The power of Crozier and Friedberg lies at the heart of every organisation and therefore within the public administration. Crozier and Friedberg propose a relational definition of power as a central organizational problem. Power is not an attribute given to the hierarchical leader, but power is something that is played out in a complex relationship between a leader and his subordinate. For Weber, the power of A over B is A's ability to get A to do something that B would not have done without A's intervention by means of physical coercion, obedience or legitimate domination in order to elicit buy-in. Crozier will say that this is too mechanical a vision: if the pressure from the line manager is too great, then the subordinate asks for something in exchange, for example additional resources, access to a particular department or the recruitment of a new employee. There is also a power of subordinates over the leader, a power that is being put in place from the bottom up, which will be able to be exercised in areas of uncertainty.
With Crozier, the superior must be a strategist, convincing to show that it is in his interest to go in his direction. The subordinate must also be a strategist. In Crozier and Friedberg, there is this relational definition of power, because the power of A over B is A's ability to obtain that, in its relationship with B, the terms of trade are favourable to it. There is no pure "steel cage".
Crozier and Friedberg identify four sources of power:
- possession of a functional skill or specialisation that is difficult to replace: expertise of machine maintenance workers, lawyers, accountants, computer scientists, etc.
- control of relations with the environment: if people in the field in a public administration in contact with interest groups and associations, and if they have contacts that people in the service sector do not have, it is these actors who will control communication. They are sequential marginal actors. It is a form of intermediation power. If people master relationships with the outside world, they also acquire a form of power.
- control of information communication: retention of relevant information that provides control of information and communication.
- knowledge of organisational and operational rules: these include, for example, promotion rules in the civil service, budgetary procedures and control procedures.
Example of the Industrial Operation Service for Tobacco and Matches (SEITA)[edit | edit source]
Crozier applied this strategic analysis method to the case of the monopoly of the Service d' exploitation industrielle des tabacs et matches (SEITA) in France. Crozier speaks of an industrial monopoly, because there are no zones of uncertainty that can come from outside. It will analyse power relations on the basis of emotional relationships between different categories of staff in this service:
- Production workers: 60 to 120 per workshop and low-skilled;
- maintenance workers: 12 per workshop, qualified and attached to an engineer who is a member of the management.
Crozier highlights a very bureaucratic organisation through empirical findings based on field surveys:
- good relations between workshop managers and production workers;
- conflict between production and maintenance workers, who consider the former as their subordinates;
- open conflicts between maintenance workers and shop managers.

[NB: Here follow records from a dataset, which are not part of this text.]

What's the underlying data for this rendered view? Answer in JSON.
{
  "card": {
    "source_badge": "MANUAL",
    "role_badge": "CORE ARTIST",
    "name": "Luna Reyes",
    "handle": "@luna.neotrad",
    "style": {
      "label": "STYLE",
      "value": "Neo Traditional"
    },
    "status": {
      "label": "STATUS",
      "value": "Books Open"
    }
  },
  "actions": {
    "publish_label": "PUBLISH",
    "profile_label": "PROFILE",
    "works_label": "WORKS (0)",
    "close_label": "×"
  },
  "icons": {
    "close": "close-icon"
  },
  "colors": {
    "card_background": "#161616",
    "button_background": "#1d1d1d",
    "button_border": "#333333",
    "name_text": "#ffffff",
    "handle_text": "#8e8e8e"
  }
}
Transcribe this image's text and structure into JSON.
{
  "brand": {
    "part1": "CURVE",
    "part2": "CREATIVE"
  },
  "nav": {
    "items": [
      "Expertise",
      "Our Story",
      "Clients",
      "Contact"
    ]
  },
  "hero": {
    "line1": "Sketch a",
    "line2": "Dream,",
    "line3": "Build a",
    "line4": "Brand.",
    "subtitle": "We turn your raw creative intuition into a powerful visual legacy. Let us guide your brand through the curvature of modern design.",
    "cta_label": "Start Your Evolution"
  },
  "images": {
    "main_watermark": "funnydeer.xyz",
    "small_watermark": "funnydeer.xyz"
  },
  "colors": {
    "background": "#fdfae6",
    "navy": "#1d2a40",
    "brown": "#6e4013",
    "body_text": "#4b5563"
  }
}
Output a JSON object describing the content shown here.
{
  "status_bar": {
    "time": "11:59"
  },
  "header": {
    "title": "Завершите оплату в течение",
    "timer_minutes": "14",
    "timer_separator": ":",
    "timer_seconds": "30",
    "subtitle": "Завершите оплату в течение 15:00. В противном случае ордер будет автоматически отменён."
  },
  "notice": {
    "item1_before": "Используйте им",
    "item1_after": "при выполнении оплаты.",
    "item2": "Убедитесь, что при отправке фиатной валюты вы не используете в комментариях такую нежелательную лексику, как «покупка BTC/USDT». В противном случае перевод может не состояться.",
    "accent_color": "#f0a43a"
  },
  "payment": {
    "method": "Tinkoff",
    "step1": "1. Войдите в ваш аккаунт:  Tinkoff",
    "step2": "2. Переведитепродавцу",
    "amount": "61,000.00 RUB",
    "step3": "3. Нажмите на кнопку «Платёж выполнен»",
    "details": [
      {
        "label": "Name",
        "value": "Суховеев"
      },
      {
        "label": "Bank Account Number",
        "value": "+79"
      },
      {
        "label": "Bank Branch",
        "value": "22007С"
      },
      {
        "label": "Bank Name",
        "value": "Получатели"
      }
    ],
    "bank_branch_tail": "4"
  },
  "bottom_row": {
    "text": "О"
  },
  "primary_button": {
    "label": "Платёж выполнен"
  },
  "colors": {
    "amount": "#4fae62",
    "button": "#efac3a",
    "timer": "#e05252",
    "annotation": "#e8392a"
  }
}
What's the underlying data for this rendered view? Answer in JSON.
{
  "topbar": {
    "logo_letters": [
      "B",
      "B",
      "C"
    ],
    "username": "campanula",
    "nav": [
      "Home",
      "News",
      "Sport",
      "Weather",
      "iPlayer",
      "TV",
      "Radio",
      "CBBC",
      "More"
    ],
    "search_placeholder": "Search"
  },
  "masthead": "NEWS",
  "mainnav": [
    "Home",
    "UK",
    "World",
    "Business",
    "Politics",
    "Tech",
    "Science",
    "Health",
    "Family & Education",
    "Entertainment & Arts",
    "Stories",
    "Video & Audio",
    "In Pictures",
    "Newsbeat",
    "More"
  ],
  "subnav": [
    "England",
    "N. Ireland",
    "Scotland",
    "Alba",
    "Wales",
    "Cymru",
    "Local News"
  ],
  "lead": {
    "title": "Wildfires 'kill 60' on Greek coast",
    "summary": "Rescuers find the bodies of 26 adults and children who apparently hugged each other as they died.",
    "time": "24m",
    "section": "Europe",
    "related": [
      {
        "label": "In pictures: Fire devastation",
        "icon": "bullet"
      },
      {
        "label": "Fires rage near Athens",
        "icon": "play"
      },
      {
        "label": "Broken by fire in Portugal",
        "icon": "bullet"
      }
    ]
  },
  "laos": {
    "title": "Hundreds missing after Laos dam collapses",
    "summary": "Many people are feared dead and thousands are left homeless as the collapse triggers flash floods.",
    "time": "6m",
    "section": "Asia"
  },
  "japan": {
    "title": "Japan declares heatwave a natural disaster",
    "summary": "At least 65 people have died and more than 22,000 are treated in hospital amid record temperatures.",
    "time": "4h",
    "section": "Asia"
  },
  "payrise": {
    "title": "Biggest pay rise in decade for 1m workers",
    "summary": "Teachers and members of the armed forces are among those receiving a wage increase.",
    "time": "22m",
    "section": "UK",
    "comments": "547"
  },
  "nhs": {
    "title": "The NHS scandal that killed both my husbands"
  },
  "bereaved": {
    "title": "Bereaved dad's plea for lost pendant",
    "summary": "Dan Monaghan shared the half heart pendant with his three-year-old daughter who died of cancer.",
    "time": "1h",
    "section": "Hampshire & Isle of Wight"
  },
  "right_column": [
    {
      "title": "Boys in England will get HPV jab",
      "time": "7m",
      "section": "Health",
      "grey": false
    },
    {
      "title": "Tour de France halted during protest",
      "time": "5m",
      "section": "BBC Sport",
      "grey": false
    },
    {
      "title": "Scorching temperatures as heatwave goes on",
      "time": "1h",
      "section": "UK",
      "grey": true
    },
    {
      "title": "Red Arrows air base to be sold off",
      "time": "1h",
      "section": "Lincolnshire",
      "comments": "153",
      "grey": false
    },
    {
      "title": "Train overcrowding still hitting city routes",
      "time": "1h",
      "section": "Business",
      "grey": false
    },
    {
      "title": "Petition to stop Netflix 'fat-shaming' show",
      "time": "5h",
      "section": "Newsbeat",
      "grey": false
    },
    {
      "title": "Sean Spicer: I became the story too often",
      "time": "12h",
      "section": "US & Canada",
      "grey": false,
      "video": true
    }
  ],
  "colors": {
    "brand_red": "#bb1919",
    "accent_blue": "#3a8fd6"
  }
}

The main conclusions of Crozier's strategic analysis on the case of SEITA are that stopping a machine is the only source of uncertainty in the context of SEITA, which has a monopoly on its market. Maintenance workers therefore enjoy the resulting power until all maintenance instructions are removed to ensure an absolute monopoly of expertise. Informal powers are organised in parallel with formal powers. The strategies of the three types of actors are oriented towards this informal power structure, particularly the aggressiveness of maintenance workers, whose power is very real but not legitimate. Production workers want more bureaucracy, while maintenance workers want to maintain the shadow zone.